# Task item:
Using the records below, filter for lines that contain the string "handle" and copy them out.
+--
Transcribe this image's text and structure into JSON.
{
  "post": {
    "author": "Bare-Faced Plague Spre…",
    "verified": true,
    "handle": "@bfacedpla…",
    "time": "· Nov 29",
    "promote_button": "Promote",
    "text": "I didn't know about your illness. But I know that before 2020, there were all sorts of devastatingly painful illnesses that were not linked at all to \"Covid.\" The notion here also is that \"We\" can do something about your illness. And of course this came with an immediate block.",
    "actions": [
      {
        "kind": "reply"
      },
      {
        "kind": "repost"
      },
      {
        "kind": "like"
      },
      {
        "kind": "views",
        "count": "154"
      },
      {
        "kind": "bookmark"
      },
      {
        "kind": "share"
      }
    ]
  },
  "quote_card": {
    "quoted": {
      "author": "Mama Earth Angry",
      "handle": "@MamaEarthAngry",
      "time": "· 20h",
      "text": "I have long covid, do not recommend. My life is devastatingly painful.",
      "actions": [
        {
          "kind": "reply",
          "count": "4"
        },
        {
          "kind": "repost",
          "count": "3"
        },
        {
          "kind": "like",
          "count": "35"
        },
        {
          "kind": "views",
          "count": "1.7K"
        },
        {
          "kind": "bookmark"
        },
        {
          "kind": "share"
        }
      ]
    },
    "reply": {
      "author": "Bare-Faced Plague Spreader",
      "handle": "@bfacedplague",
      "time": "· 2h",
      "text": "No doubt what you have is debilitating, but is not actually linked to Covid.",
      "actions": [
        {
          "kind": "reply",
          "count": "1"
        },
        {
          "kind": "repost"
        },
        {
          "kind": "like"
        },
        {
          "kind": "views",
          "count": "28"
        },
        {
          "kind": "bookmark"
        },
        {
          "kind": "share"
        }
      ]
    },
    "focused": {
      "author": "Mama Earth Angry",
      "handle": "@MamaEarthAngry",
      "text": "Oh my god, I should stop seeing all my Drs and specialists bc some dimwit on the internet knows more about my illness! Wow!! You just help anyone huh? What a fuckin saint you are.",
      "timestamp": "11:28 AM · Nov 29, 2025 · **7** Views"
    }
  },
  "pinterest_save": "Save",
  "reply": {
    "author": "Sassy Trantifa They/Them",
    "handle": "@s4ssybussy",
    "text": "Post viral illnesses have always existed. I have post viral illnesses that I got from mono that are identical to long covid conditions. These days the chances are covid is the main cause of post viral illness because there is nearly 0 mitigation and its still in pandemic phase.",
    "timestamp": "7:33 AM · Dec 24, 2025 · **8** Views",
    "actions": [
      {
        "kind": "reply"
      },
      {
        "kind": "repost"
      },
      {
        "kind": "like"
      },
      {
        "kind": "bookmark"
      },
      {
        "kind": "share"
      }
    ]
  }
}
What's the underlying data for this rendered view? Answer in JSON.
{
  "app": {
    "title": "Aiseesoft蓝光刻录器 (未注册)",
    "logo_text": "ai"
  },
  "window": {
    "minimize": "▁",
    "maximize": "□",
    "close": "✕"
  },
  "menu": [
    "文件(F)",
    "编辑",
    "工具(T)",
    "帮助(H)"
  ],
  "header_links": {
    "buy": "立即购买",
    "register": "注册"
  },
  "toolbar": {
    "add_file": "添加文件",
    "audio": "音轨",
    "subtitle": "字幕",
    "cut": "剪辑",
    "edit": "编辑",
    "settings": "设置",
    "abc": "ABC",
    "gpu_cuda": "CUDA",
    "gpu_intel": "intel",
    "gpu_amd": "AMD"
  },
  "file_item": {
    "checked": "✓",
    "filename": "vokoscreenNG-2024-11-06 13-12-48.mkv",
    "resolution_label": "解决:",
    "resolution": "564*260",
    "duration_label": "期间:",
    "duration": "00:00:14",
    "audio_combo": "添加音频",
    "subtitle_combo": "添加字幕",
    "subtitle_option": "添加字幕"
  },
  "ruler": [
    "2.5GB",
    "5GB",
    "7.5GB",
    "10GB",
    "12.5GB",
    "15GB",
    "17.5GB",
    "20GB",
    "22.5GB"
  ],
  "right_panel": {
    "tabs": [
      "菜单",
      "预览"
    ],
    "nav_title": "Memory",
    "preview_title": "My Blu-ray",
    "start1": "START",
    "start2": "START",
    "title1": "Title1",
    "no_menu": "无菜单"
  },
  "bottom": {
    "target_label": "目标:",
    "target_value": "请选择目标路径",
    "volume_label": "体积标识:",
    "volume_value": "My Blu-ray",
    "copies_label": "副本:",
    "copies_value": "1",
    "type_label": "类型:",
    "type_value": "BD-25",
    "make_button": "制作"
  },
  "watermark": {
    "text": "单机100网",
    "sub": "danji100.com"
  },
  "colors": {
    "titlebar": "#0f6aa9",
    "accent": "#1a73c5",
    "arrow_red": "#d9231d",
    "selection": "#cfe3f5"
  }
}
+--
# Answer section:
    "handle": "@bfacedpla…",
      "handle": "@MamaEarthAngry",
      "handle": "@bfacedplague",
      "handle": "@MamaEarthAngry",
    "handle": "@s4ssybussy",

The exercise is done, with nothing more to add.